One of the embarrassing things about our faith is that our entire theology can be expressed in three words of less than four letters. This fact, combined with the difficulty many of us have with practicing what we say we know, leads us to want to fancy up Jesus. Maybe my intellect would be happier with Scientology or some contemporary form of Gnosticism. Yet, God is love — and those who know this must also love.
I have been helped lately by hearing W. Craig Gilliam from Perkins and www.justpeaceumc.org, speak about Martin Buber’s I-Thou. It too, is a simple concept. Every social interaction involves either my treating the other as an IT, or my being aware of them as human, endowed with the full range of feelings that I have, and loved by God by the same grace that I depend upon. Take what should be an easy place to practice this, the daily interaction between two people in a long term committed relationship. Dr. Gillian points out that his wife knows when he has treated her as an IT. This is the hitch in our conversations, especially with people who know us well, we expect them to respond to what we have said, instead they respond to the actual I-IT attitude that was behind our speech.

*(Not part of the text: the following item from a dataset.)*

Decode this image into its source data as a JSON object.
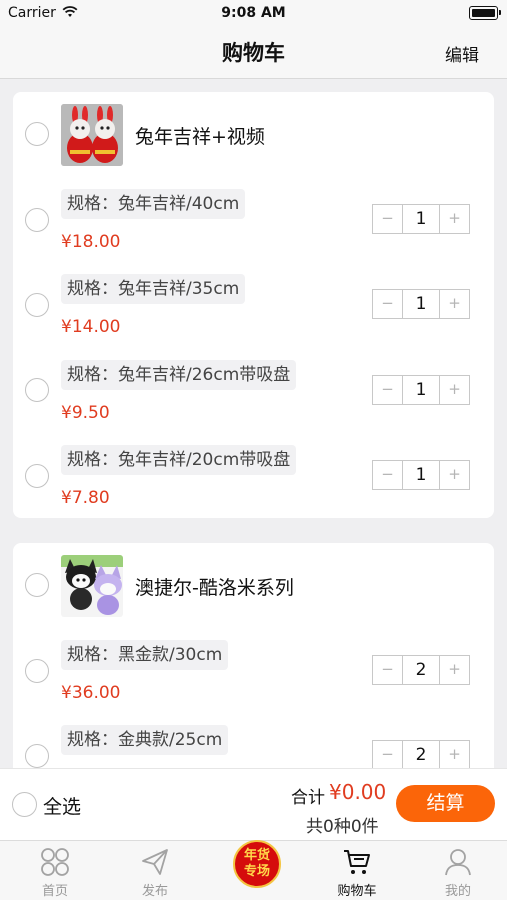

The last line of Luke is, “You are witnesses of the things.” What things? I read backward and find a dead guy eating a fish and saying, “watch me.” So the first thing we as Christians witness to is the fact that God has totally disrupted the natural order of the earth by sending to us an ordinary appearing individual, who happens to have the power to rise from the dead. This changes everything. We’ve all had that speculative conversation, usually late at night with a glass of wine in our hands, about how things would be different if we encountered aliens and that we are not alone in the universe. Now we have proof that, not only are we not alone, but our alien god has inserted itself into a particular moment in time.
Put plainly, the Easter story is startling. It is news worthy. It is worthy of much discussion and suitable for changing lives. It changes everything. So the first thing we must say is, I know someone who has come back from the dead. Then, with this crazy fact out of the way, we can witness to how we discovered the fish-eating one to be God and that God is merciful. We can go on to witness to our own miracle; how we were saved by our own strange encounter with Truth or God-with-Us.